As for the crisis, on the brink of economic collapse, Tranqui represents a happy oblivion. With the empire falling the new Yankee might be an immigrant, or a cartonero [person who recycles rubbish on the streets], but they’ll still revel in the symbols of their past. I’m turning those US symbols into a grandiose thing.
Money is just an idea. It’s confidence in it that makes it work. So Tranqui revels in the idea of money. Tranqui celebrates his symbols just like fileteado celebrates the opulent past of Buenos Aires.
Could Tranqui Yanqui exist in the US?
Tranqui’s heart is here. He only exists here.
What were you doing before Tranqui Yanqui?
With my work I always like to cross borders and engage with different people and cultures. In Rome I worked with Gitanos and put paintings of them out on the street where they would often sit. The Italians stepped over these people. They didn’t count as legitimate.

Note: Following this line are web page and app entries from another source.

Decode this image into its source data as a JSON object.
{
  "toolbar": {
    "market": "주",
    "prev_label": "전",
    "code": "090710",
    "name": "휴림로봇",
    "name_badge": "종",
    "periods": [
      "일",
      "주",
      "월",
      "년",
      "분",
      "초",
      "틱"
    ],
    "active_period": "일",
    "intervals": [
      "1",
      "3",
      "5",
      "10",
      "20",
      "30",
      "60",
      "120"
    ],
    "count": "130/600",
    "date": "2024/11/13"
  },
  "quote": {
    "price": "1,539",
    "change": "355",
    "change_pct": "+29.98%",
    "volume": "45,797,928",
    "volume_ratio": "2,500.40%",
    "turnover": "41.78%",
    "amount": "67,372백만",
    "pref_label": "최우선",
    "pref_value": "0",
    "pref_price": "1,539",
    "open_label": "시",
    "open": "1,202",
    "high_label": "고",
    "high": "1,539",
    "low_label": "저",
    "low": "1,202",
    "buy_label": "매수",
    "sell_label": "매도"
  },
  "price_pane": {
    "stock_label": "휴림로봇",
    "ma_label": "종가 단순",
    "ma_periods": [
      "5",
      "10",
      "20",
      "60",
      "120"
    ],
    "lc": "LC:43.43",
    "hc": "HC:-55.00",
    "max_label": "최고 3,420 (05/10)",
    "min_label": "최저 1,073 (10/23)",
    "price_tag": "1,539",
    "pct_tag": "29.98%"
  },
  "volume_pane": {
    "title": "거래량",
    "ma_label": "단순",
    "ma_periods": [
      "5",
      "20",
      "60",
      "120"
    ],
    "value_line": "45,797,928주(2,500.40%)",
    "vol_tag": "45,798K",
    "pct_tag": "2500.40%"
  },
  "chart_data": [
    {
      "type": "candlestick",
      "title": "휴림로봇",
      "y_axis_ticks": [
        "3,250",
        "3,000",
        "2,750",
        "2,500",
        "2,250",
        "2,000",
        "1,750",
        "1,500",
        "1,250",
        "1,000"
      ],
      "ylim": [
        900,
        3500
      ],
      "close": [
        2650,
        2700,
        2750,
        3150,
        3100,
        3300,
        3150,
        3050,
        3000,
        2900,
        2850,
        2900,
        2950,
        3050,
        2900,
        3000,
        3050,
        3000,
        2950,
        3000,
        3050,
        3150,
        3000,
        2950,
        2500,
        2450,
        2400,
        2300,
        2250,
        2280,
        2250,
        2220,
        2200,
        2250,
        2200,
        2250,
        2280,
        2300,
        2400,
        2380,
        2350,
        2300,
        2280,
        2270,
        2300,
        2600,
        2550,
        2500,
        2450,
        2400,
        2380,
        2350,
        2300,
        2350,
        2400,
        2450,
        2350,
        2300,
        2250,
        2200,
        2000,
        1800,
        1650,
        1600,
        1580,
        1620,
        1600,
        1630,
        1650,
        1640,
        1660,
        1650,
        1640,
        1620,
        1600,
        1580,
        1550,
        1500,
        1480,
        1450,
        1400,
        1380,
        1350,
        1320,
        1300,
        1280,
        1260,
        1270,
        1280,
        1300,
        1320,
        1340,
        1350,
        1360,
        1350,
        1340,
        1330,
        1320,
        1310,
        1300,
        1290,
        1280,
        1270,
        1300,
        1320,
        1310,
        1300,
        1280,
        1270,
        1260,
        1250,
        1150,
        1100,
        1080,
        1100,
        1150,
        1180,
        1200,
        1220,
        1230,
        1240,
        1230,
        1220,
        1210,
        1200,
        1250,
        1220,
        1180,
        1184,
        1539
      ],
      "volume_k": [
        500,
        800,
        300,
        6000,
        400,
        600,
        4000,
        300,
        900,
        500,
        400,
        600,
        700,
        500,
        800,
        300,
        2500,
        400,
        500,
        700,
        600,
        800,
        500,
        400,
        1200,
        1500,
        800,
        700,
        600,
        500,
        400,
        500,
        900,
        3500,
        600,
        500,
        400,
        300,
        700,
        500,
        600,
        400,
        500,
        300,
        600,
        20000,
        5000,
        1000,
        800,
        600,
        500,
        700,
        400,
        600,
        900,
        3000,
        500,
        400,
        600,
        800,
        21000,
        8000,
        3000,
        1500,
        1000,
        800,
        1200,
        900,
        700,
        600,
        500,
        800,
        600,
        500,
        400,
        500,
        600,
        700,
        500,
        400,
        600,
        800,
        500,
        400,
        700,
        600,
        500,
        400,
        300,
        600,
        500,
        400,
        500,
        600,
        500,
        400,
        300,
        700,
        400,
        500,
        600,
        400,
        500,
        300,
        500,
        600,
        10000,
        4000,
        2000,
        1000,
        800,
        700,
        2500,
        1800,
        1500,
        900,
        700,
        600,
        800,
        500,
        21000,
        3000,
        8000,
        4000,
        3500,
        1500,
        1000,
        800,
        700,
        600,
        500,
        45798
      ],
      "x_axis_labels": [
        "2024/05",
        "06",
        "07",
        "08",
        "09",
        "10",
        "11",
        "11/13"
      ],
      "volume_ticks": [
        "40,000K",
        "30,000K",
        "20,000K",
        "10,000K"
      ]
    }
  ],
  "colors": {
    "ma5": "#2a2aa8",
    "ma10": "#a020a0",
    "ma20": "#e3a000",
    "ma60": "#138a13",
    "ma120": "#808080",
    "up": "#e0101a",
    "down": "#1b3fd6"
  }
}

My work presents questions without solutions, its just art. It can be troublesome to look at because of that.
When I came back to the US from Rome I started talking to recent immigrants, since I wanted to socially engage with the city (Providence, Rhode Island) more. I started doing a doll project with their kids where I interviewed them about how they wanted to be represented, then I made wood carvings. It was interesting that these dark haired Latino kids wanted to look like Barbie.
What’s next for Tranqui Yanqui?
Tranqui’s future can be summed up in a couple of words, that is, the Argentine mullet: business in the front, a party at the back.
I’ll be hoppin’ on the Tranqui Express for 2009, getting some gold teeth and getting down to business. In production is a new line of clothing, and a thorough advertising campaign to uphold it all, slapped with the Tranqui tag to make it even more awesome.
Wait. More awesome? Yes. More awesome.
Tranquify that shit.
Tranqui Yanqui can be found at various Ferias around Buenos Aires. For more information, or to make a comment, consult: http://tranquiyanqui.blogspot.com/